Raw data
§

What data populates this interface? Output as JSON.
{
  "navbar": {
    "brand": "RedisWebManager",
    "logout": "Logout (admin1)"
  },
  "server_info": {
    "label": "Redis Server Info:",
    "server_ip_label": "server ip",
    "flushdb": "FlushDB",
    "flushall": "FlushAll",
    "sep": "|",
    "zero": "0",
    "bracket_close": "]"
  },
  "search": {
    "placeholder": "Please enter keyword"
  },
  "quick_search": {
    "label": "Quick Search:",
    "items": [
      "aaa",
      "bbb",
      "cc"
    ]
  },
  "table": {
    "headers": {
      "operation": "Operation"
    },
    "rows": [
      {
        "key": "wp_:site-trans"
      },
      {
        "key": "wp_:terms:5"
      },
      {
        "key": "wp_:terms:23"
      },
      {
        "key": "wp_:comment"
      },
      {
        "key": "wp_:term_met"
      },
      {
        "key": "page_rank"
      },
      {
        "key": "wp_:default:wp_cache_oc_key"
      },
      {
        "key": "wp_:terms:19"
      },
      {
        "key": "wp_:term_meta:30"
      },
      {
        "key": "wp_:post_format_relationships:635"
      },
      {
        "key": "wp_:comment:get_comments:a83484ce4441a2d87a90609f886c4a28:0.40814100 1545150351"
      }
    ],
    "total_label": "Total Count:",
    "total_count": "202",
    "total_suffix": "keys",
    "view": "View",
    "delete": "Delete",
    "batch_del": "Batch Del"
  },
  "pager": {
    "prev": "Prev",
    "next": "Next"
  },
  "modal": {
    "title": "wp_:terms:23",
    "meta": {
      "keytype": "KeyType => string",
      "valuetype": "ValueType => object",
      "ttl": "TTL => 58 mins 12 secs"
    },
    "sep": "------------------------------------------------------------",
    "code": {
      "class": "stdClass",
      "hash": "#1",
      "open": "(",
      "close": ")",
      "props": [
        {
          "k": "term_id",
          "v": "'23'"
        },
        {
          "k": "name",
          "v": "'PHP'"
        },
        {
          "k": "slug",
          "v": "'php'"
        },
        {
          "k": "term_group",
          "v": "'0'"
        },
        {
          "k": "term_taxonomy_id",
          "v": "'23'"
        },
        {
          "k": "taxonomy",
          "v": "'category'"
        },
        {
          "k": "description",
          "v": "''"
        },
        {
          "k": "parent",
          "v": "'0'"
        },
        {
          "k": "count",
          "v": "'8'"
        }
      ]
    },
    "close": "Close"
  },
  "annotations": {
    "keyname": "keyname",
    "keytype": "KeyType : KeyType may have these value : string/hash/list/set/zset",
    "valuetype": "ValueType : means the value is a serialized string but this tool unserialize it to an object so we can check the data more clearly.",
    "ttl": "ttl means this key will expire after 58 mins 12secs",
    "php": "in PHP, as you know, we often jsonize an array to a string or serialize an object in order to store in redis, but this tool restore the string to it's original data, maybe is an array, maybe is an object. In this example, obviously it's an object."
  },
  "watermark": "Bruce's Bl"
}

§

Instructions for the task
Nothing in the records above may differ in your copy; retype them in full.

Result
What data populates this interface? Output as JSON.
{
  "navbar": {
    "brand": "RedisWebManager",
    "logout": "Logout (admin1)"
  },
  "server_info": {
    "label": "Redis Server Info:",
    "server_ip_label": "server ip",
    "flushdb": "FlushDB",
    "flushall": "FlushAll",
    "sep": "|",
    "zero": "0",
    "bracket_close": "]"
  },
  "search": {
    "placeholder": "Please enter keyword"
  },
  "quick_search": {
    "label": "Quick Search:",
    "items": [
      "aaa",
      "bbb",
      "cc"
    ]
  },
  "table": {
    "headers": {
      "operation": "Operation"
    },
    "rows": [
      {
        "key": "wp_:site-trans"
      },
      {
        "key": "wp_:terms:5"
      },
      {
        "key": "wp_:terms:23"
      },
      {
        "key": "wp_:comment"
      },
      {
        "key": "wp_:term_met"
      },
      {
        "key": "page_rank"
      },
      {
        "key": "wp_:default:wp_cache_oc_key"
      },
      {
        "key": "wp_:terms:19"
      },
      {
        "key": "wp_:term_meta:30"
      },
      {
        "key": "wp_:post_format_relationships:635"
      },
      {
        "key": "wp_:comment:get_comments:a83484ce4441a2d87a90609f886c4a28:0.40814100 1545150351"
      }
    ],
    "total_label": "Total Count:",
    "total_count": "202",
    "total_suffix": "keys",
    "view": "View",
    "delete": "Delete",
    "batch_del": "Batch Del"
  },
  "pager": {
    "prev": "Prev",
    "next": "Next"
  },
  "modal": {
    "title": "wp_:terms:23",
    "meta": {
      "keytype": "KeyType => string",
      "valuetype": "ValueType => object",
      "ttl": "TTL => 58 mins 12 secs"
    },
    "sep": "------------------------------------------------------------",
    "code": {
      "class": "stdClass",
      "hash": "#1",
      "open": "(",
      "close": ")",
      "props": [
        {
          "k": "term_id",
          "v": "'23'"
        },
        {
          "k": "name",
          "v": "'PHP'"
        },
        {
          "k": "slug",
          "v": "'php'"
        },
        {
          "k": "term_group",
          "v": "'0'"
        },
        {
          "k": "term_taxonomy_id",
          "v": "'23'"
        },
        {
          "k": "taxonomy",
          "v": "'category'"
        },
        {
          "k": "description",
          "v": "''"
        },
        {
          "k": "parent",
          "v": "'0'"
        },
        {
          "k": "count",
          "v": "'8'"
        }
      ]
    },
    "close": "Close"
  },
  "annotations": {
    "keyname": "keyname",
    "keytype": "KeyType : KeyType may have these value : string/hash/list/set/zset",
    "valuetype": "ValueType : means the value is a serialized string but this tool unserialize it to an object so we can check the data more clearly.",
    "ttl": "ttl means this key will expire after 58 mins 12secs",
    "php": "in PHP, as you know, we often jsonize an array to a string or serialize an object in order to store in redis, but this tool restore the string to it's original data, maybe is an array, maybe is an object. In this example, obviously it's an object."
  },
  "watermark": "Bruce's Bl"
}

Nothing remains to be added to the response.